Homeowners in small town America say they’re being pestered with speculative inquiries on their homes, even though they’re not listed for sale.
And in some cases the speculation is hitting ridiculous levels, with one homeowner claiming to have received over a hundred such offers!
In an interview with the Wall Street Journal, Chuck Vukotich said that he typically receives queries on his small, yellow-brick home that’s located in a working class neighborhood of Penn Hills, Pa., several times a week. He said that his home, which is 15 miles from downtown Pittsburgh, isn’t listed for sale, nor does he have any intentions to do so.
Nevertheless, he reckons he has received more than 100 inquiries about selling his home, mostly through fliers stuffed in his mailbox asking if he’s interested in an all-cash deal and a quick closing.
“I don’t mind somebody trying to make a buck,” he told the Journal. “But it’s kind of a pain in the butt.”
It used to be the case that these kinds of unsolicited offers were only really seen in larger cities, on homes deemed to be particularly desirable due to their location near large employment centers and with lots of amenities nearby. But the low inventory of homes for sale is plaguing every niche in the housing market and has prompted real estate speculators to look elsewhere.
Now, they’re increasingly on the hunt in smaller towns and suburban areas for homes, seeing an opportunity amid the tight supply and huge demand from buyers. Investors are searching for relatively inexpensive homes that can possibly be flipped or rented at a profit.
Nick Schindehette, an investor in the Pittsburgh area who claims to be able to close on an all-cash offer in just two weeks, told the Journal that he sends anywhere from 5,000 to 20,000 pink note cards a month to homeowners across 20 ZIP codes asking if they’re interested in selling. His cards typically say something such as “Could we possibly discuss making you a cash offer? Either way, please let me know.”
Schindehette said the response rate for his cards is around 1%, and that the majority who accept his offer are those that need to sell quickly, for whatever reason. He said that using this tactic, he’s completed around 50 deals in the areas he targets. He then rents out those properties or does them up and sells them on. He considers the areas to be “C+ neighborhoods” where homes are more affordable but can still be sold or leased fairly rapidly.

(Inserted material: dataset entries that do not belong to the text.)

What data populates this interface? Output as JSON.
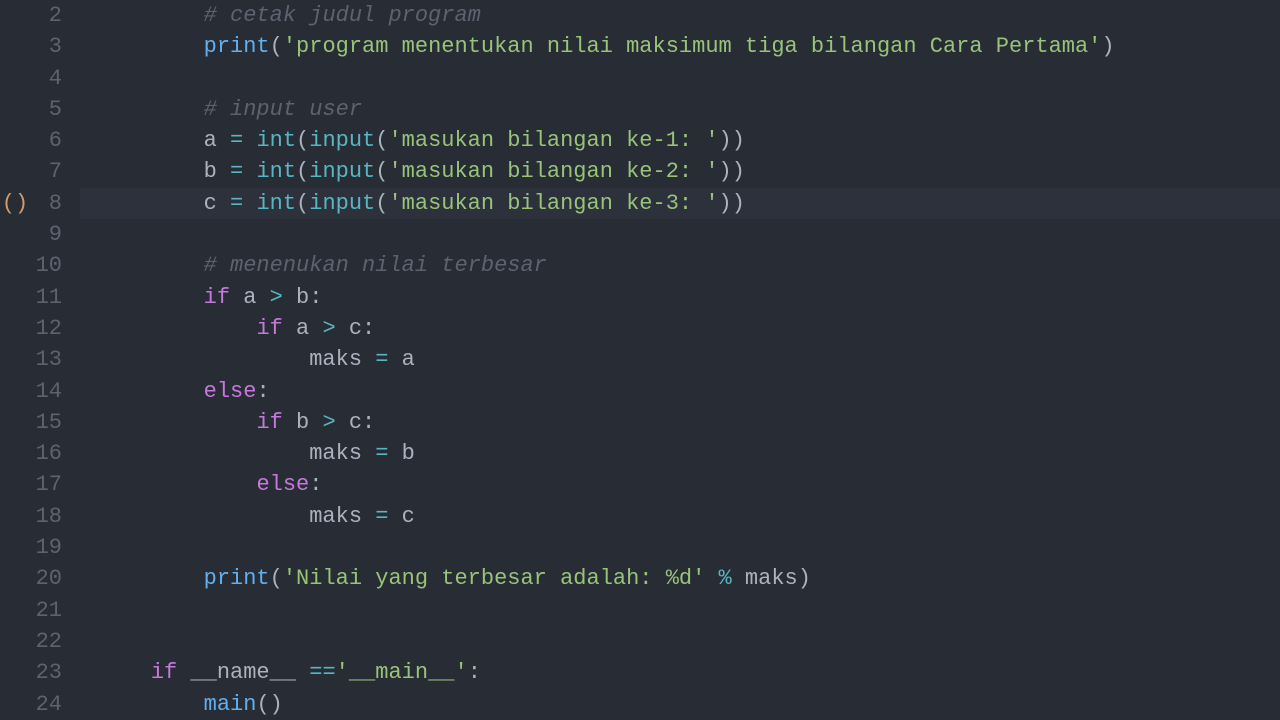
{
  "gutter_marker": "()",
  "lines": [
    {
      "n": 2,
      "hl": false,
      "indent": "        ",
      "tokens": [
        [
          "c-comment",
          "# cetak judul program"
        ]
      ]
    },
    {
      "n": 3,
      "hl": false,
      "indent": "        ",
      "tokens": [
        [
          "c-func",
          "print"
        ],
        [
          "c-default",
          "("
        ],
        [
          "c-str",
          "'program menentukan nilai maksimum tiga bilangan Cara Pertama'"
        ],
        [
          "c-default",
          ")"
        ]
      ]
    },
    {
      "n": 4,
      "hl": false,
      "indent": "",
      "tokens": []
    },
    {
      "n": 5,
      "hl": false,
      "indent": "        ",
      "tokens": [
        [
          "c-comment",
          "# input user"
        ]
      ]
    },
    {
      "n": 6,
      "hl": false,
      "indent": "        ",
      "tokens": [
        [
          "c-default",
          "a "
        ],
        [
          "c-op",
          "="
        ],
        [
          "c-default",
          " "
        ],
        [
          "c-builtin",
          "int"
        ],
        [
          "c-default",
          "("
        ],
        [
          "c-builtin",
          "input"
        ],
        [
          "c-default",
          "("
        ],
        [
          "c-str",
          "'masukan bilangan ke-1: '"
        ],
        [
          "c-default",
          "))"
        ]
      ]
    },
    {
      "n": 7,
      "hl": false,
      "indent": "        ",
      "tokens": [
        [
          "c-default",
          "b "
        ],
        [
          "c-op",
          "="
        ],
        [
          "c-default",
          " "
        ],
        [
          "c-builtin",
          "int"
        ],
        [
          "c-default",
          "("
        ],
        [
          "c-builtin",
          "input"
        ],
        [
          "c-default",
          "("
        ],
        [
          "c-str",
          "'masukan bilangan ke-2: '"
        ],
        [
          "c-default",
          "))"
        ]
      ]
    },
    {
      "n": 8,
      "hl": true,
      "indent": "        ",
      "tokens": [
        [
          "c-default",
          "c "
        ],
        [
          "c-op",
          "="
        ],
        [
          "c-default",
          " "
        ],
        [
          "c-builtin",
          "int"
        ],
        [
          "c-default",
          "("
        ],
        [
          "c-builtin",
          "input"
        ],
        [
          "c-default",
          "("
        ],
        [
          "c-str",
          "'masukan bilangan ke-3: '"
        ],
        [
          "c-default",
          "))"
        ]
      ]
    },
    {
      "n": 9,
      "hl": false,
      "indent": "",
      "tokens": []
    },
    {
      "n": 10,
      "hl": false,
      "indent": "        ",
      "tokens": [
        [
          "c-comment",
          "# menenukan nilai terbesar"
        ]
      ]
    },
    {
      "n": 11,
      "hl": false,
      "indent": "        ",
      "tokens": [
        [
          "c-kw",
          "if"
        ],
        [
          "c-default",
          " a "
        ],
        [
          "c-op",
          ">"
        ],
        [
          "c-default",
          " b:"
        ]
      ]
    },
    {
      "n": 12,
      "hl": false,
      "indent": "            ",
      "tokens": [
        [
          "c-kw",
          "if"
        ],
        [
          "c-default",
          " a "
        ],
        [
          "c-op",
          ">"
        ],
        [
          "c-default",
          " c:"
        ]
      ]
    },
    {
      "n": 13,
      "hl": false,
      "indent": "                ",
      "tokens": [
        [
          "c-default",
          "maks "
        ],
        [
          "c-op",
          "="
        ],
        [
          "c-default",
          " a"
        ]
      ]
    },
    {
      "n": 14,
      "hl": false,
      "indent": "        ",
      "tokens": [
        [
          "c-kw",
          "else"
        ],
        [
          "c-default",
          ":"
        ]
      ]
    },
    {
      "n": 15,
      "hl": false,
      "indent": "            ",
      "tokens": [
        [
          "c-kw",
          "if"
        ],
        [
          "c-default",
          " b "
        ],
        [
          "c-op",
          ">"
        ],
        [
          "c-default",
          " c:"
        ]
      ]
    },
    {
      "n": 16,
      "hl": false,
      "indent": "                ",
      "tokens": [
        [
          "c-default",
          "maks "
        ],
        [
          "c-op",
          "="
        ],
        [
          "c-default",
          " b"
        ]
      ]
    },
    {
      "n": 17,
      "hl": false,
      "indent": "            ",
      "tokens": [
        [
          "c-kw",
          "else"
        ],
        [
          "c-default",
          ":"
        ]
      ]
    },
    {
      "n": 18,
      "hl": false,
      "indent": "                ",
      "tokens": [
        [
          "c-default",
          "maks "
        ],
        [
          "c-op",
          "="
        ],
        [
          "c-default",
          " c"
        ]
      ]
    },
    {
      "n": 19,
      "hl": false,
      "indent": "",
      "tokens": []
    },
    {
      "n": 20,
      "hl": false,
      "indent": "        ",
      "tokens": [
        [
          "c-func",
          "print"
        ],
        [
          "c-default",
          "("
        ],
        [
          "c-str",
          "'Nilai yang terbesar adalah: %d'"
        ],
        [
          "c-default",
          " "
        ],
        [
          "c-op",
          "%"
        ],
        [
          "c-default",
          " maks)"
        ]
      ]
    },
    {
      "n": 21,
      "hl": false,
      "indent": "",
      "tokens": []
    },
    {
      "n": 22,
      "hl": false,
      "indent": "",
      "tokens": []
    },
    {
      "n": 23,
      "hl": false,
      "indent": "    ",
      "tokens": [
        [
          "c-kw",
          "if"
        ],
        [
          "c-default",
          " __name__ "
        ],
        [
          "c-op",
          "=="
        ],
        [
          "c-str",
          "'__main__'"
        ],
        [
          "c-default",
          ":"
        ]
      ]
    },
    {
      "n": 24,
      "hl": false,
      "indent": "        ",
      "tokens": [
        [
          "c-func",
          "main"
        ],
        [
          "c-default",
          "()"
        ]
      ]
    }
  ],
  "marker_line": 8
}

The approach is not only being used by real estate investors. Some agents have also reported making unsolicited bids for homes on behalf of their clients, who simply want to find a house to live in. In April, Ryan Waller, an agent with Home Group Realty in Ontario, said that when one of his buyers is unable to find a suitable home, he takes a stroll with them around whatever neighborhood they're interested in, to look for homes they might find desirable. If they find any, he helps his clients to draft a letter asking the homeowner if they might consider selling.
He said although it might be considered an unusual tactic, he has had surprisingly good results as some homeowners aren't aware of how much their home's value has appreciated over the last year.
That said, some investors have been accused of making lowball offers on unlisted homes, before quickly doing them up and selling them on for huge profits.
Vukotich told the Journal he has received a number of very low offers for his home, as well as some that might be fairer, but he hasn’t entertained any of them. Several of Vukotich’s neighbors reported offers in the region of $50,000 for their homes, but an investor model shows that a fixed up home in the Penn Hills neighborhood could sell for around $115,000 to $120,000, showing just how profitable those lowball offers can be.